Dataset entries
.....

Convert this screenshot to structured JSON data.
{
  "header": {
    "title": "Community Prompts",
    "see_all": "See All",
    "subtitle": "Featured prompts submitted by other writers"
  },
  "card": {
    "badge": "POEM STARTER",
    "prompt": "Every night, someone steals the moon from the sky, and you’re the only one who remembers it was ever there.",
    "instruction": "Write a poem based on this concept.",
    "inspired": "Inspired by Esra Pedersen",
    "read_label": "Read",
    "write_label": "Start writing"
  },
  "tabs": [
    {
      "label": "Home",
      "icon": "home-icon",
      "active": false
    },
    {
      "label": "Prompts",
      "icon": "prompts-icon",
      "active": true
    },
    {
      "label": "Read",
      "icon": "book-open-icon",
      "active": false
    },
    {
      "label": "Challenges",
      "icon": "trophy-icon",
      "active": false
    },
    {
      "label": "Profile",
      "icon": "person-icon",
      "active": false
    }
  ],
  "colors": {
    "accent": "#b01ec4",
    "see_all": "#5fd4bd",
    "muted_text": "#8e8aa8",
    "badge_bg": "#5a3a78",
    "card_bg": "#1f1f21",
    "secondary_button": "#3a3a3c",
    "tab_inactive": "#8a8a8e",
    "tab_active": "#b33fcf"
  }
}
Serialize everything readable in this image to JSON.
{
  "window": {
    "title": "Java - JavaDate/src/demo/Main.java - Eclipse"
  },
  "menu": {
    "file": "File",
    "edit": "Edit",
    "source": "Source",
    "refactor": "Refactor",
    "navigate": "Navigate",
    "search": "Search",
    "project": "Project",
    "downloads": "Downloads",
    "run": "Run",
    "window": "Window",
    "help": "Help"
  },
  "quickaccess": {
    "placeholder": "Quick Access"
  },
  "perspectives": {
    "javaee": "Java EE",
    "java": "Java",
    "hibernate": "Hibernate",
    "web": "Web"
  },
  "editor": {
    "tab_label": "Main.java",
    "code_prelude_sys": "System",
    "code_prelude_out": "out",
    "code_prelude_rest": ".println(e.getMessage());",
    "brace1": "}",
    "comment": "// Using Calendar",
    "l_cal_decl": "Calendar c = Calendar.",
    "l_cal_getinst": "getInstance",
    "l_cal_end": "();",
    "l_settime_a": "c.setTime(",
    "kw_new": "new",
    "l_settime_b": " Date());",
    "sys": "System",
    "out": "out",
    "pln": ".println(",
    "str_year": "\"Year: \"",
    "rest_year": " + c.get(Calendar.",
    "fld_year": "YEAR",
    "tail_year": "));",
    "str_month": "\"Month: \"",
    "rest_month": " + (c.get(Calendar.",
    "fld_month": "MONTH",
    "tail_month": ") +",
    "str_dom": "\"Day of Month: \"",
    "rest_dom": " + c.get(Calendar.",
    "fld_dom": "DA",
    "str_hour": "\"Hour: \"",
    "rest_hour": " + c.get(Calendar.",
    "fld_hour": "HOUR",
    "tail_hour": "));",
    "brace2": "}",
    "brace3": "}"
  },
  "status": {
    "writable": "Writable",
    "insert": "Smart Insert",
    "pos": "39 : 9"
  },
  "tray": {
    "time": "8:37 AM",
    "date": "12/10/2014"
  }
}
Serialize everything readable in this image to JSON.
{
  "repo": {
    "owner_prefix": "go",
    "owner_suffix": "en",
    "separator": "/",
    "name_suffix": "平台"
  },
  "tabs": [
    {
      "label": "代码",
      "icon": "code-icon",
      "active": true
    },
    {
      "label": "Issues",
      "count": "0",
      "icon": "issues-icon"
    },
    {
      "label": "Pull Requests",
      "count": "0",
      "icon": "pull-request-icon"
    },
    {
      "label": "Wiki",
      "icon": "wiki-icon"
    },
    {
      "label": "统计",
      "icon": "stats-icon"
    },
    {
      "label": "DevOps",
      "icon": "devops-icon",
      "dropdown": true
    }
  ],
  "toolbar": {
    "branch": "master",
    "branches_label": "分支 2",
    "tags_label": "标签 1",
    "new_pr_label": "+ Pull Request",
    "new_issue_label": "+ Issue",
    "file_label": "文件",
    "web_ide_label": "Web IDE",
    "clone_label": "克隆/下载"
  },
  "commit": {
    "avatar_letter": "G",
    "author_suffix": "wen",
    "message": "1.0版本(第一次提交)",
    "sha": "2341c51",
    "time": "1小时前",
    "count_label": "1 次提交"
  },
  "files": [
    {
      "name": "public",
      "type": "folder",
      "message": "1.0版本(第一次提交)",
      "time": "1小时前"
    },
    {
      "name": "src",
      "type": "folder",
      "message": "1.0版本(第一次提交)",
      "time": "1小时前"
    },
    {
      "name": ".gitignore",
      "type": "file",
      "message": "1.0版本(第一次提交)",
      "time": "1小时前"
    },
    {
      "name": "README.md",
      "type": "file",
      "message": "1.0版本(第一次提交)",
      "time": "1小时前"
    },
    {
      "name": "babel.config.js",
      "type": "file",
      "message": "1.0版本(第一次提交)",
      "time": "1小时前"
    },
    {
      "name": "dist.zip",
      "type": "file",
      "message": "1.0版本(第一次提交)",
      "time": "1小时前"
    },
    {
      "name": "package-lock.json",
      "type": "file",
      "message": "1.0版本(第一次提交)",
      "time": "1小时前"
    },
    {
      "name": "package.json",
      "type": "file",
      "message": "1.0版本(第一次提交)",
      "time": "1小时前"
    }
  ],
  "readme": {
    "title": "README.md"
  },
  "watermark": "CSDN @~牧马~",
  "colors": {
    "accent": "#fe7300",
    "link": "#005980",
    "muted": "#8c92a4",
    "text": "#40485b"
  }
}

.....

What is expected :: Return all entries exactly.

Task result ::
Convert this screenshot to structured JSON data.
{
  "header": {
    "title": "Community Prompts",
    "see_all": "See All",
    "subtitle": "Featured prompts submitted by other writers"
  },
  "card": {
    "badge": "POEM STARTER",
    "prompt": "Every night, someone steals the moon from the sky, and you’re the only one who remembers it was ever there.",
    "instruction": "Write a poem based on this concept.",
    "inspired": "Inspired by Esra Pedersen",
    "read_label": "Read",
    "write_label": "Start writing"
  },
  "tabs": [
    {
      "label": "Home",
      "icon": "home-icon",
      "active": false
    },
    {
      "label": "Prompts",
      "icon": "prompts-icon",
      "active": true
    },
    {
      "label": "Read",
      "icon": "book-open-icon",
      "active": false
    },
    {
      "label": "Challenges",
      "icon": "trophy-icon",
      "active": false
    },
    {
      "label": "Profile",
      "icon": "person-icon",
      "active": false
    }
  ],
  "colors": {
    "accent": "#b01ec4",
    "see_all": "#5fd4bd",
    "muted_text": "#8e8aa8",
    "badge_bg": "#5a3a78",
    "card_bg": "#1f1f21",
    "secondary_button": "#3a3a3c",
    "tab_inactive": "#8a8a8e",
    "tab_active": "#b33fcf"
  }
}
Serialize everything readable in this image to JSON.
{
  "window": {
    "title": "Java - JavaDate/src/demo/Main.java - Eclipse"
  },
  "menu": {
    "file": "File",
    "edit": "Edit",
    "source": "Source",
    "refactor": "Refactor",
    "navigate": "Navigate",
    "search": "Search",
    "project": "Project",
    "downloads": "Downloads",
    "run": "Run",
    "window": "Window",
    "help": "Help"
  },
  "quickaccess": {
    "placeholder": "Quick Access"
  },
  "perspectives": {
    "javaee": "Java EE",
    "java": "Java",
    "hibernate": "Hibernate",
    "web": "Web"
  },
  "editor": {
    "tab_label": "Main.java",
    "code_prelude_sys": "System",
    "code_prelude_out": "out",
    "code_prelude_rest": ".println(e.getMessage());",
    "brace1": "}",
    "comment": "// Using Calendar",
    "l_cal_decl": "Calendar c = Calendar.",
    "l_cal_getinst": "getInstance",
    "l_cal_end": "();",
    "l_settime_a": "c.setTime(",
    "kw_new": "new",
    "l_settime_b": " Date());",
    "sys": "System",
    "out": "out",
    "pln": ".println(",
    "str_year": "\"Year: \"",
    "rest_year": " + c.get(Calendar.",
    "fld_year": "YEAR",
    "tail_year": "));",
    "str_month": "\"Month: \"",
    "rest_month": " + (c.get(Calendar.",
    "fld_month": "MONTH",
    "tail_month": ") +",
    "str_dom": "\"Day of Month: \"",
    "rest_dom": " + c.get(Calendar.",
    "fld_dom": "DA",
    "str_hour": "\"Hour: \"",
    "rest_hour": " + c.get(Calendar.",
    "fld_hour": "HOUR",
    "tail_hour": "));",
    "brace2": "}",
    "brace3": "}"
  },
  "status": {
    "writable": "Writable",
    "insert": "Smart Insert",
    "pos": "39 : 9"
  },
  "tray": {
    "time": "8:37 AM",
    "date": "12/10/2014"
  }
}
Serialize everything readable in this image to JSON.
{
  "repo": {
    "owner_prefix": "go",
    "owner_suffix": "en",
    "separator": "/",
    "name_suffix": "平台"
  },
  "tabs": [
    {
      "label": "代码",
      "icon": "code-icon",
      "active": true
    },
    {
      "label": "Issues",
      "count": "0",
      "icon": "issues-icon"
    },
    {
      "label": "Pull Requests",
      "count": "0",
      "icon": "pull-request-icon"
    },
    {
      "label": "Wiki",
      "icon": "wiki-icon"
    },
    {
      "label": "统计",
      "icon": "stats-icon"
    },
    {
      "label": "DevOps",
      "icon": "devops-icon",
      "dropdown": true
    }
  ],
  "toolbar": {
    "branch": "master",
    "branches_label": "分支 2",
    "tags_label": "标签 1",
    "new_pr_label": "+ Pull Request",
    "new_issue_label": "+ Issue",
    "file_label": "文件",
    "web_ide_label": "Web IDE",
    "clone_label": "克隆/下载"
  },
  "commit": {
    "avatar_letter": "G",
    "author_suffix": "wen",
    "message": "1.0版本(第一次提交)",
    "sha": "2341c51",
    "time": "1小时前",
    "count_label": "1 次提交"
  },
  "files": [
    {
      "name": "public",
      "type": "folder",
      "message": "1.0版本(第一次提交)",
      "time": "1小时前"
    },
    {
      "name": "src",
      "type": "folder",
      "message": "1.0版本(第一次提交)",
      "time": "1小时前"
    },
    {
      "name": ".gitignore",
      "type": "file",
      "message": "1.0版本(第一次提交)",
      "time": "1小时前"
    },
    {
      "name": "README.md",
      "type": "file",
      "message": "1.0版本(第一次提交)",
      "time": "1小时前"
    },
    {
      "name": "babel.config.js",
      "type": "file",
      "message": "1.0版本(第一次提交)",
      "time": "1小时前"
    },
    {
      "name": "dist.zip",
      "type": "file",
      "message": "1.0版本(第一次提交)",
      "time": "1小时前"
    },
    {
      "name": "package-lock.json",
      "type": "file",
      "message": "1.0版本(第一次提交)",
      "time": "1小时前"
    },
    {
      "name": "package.json",
      "type": "file",
      "message": "1.0版本(第一次提交)",
      "time": "1小时前"
    }
  ],
  "readme": {
    "title": "README.md"
  },
  "watermark": "CSDN @~牧马~",
  "colors": {
    "accent": "#fe7300",
    "link": "#005980",
    "muted": "#8c92a4",
    "text": "#40485b"
  }
}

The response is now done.